* PROBLEM TO SOLVE: The answer must be a single number: the count of lines in the listing that hold the string "channels".

* DATASET:
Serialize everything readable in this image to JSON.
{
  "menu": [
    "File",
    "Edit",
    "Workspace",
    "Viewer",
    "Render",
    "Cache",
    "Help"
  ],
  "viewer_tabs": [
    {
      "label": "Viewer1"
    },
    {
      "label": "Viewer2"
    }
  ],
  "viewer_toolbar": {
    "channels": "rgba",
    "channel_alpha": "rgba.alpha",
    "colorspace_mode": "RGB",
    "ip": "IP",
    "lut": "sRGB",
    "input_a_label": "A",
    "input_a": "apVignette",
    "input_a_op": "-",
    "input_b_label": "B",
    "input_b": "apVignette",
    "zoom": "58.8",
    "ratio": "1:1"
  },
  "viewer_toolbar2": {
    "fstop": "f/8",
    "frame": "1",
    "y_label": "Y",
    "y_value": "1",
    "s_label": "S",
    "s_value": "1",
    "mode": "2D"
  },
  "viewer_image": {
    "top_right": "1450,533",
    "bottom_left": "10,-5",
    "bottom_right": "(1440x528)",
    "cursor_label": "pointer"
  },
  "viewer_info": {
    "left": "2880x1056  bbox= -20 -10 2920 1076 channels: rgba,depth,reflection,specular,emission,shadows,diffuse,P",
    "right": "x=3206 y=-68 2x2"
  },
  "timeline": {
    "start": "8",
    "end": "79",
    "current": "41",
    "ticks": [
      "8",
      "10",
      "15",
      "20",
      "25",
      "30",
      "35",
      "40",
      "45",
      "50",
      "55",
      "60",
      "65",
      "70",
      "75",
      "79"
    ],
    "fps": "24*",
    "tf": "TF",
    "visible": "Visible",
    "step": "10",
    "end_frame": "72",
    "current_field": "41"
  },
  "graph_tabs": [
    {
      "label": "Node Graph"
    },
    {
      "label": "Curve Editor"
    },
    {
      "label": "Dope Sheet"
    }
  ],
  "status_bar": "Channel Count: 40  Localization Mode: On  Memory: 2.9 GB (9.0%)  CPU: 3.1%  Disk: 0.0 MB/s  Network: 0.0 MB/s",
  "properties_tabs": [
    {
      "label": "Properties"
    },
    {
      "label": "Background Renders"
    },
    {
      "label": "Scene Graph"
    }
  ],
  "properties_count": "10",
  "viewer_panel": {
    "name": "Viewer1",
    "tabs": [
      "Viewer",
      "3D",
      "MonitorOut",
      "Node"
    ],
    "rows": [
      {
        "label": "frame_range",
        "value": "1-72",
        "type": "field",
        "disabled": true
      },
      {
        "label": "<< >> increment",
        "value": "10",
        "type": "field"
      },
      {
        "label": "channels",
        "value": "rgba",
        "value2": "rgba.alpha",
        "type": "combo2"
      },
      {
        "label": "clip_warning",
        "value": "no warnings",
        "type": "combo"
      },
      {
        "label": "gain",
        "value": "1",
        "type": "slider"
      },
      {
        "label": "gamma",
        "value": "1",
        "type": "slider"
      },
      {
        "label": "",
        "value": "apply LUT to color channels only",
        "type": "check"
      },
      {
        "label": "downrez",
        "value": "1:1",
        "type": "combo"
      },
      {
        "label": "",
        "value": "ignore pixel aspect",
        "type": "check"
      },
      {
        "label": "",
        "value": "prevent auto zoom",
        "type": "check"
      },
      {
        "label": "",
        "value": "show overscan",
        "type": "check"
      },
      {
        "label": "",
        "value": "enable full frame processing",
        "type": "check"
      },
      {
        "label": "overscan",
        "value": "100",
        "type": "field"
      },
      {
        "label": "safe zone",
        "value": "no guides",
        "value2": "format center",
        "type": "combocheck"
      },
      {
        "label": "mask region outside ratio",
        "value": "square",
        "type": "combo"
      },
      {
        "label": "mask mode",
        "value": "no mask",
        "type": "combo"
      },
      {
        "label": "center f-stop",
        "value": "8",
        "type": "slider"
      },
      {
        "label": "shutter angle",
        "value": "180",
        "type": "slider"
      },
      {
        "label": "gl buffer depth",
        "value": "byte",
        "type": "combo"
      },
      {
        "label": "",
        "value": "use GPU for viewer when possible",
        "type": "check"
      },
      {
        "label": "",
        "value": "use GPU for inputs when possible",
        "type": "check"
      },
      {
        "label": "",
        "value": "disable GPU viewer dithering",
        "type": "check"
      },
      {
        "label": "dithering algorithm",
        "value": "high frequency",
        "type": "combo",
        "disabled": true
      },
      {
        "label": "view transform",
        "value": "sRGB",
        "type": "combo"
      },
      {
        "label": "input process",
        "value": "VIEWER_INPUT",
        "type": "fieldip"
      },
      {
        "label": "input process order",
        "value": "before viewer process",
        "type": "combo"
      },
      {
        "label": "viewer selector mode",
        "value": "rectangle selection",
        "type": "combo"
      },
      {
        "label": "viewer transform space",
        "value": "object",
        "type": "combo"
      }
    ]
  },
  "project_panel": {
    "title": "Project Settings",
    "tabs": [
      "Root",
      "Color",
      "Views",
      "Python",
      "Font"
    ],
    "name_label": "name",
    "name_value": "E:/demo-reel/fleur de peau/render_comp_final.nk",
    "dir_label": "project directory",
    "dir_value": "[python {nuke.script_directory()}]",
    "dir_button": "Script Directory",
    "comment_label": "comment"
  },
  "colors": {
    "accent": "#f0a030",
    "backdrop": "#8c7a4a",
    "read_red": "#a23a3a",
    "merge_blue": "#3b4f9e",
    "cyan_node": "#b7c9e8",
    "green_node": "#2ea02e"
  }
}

* ANSWER SECTION: 4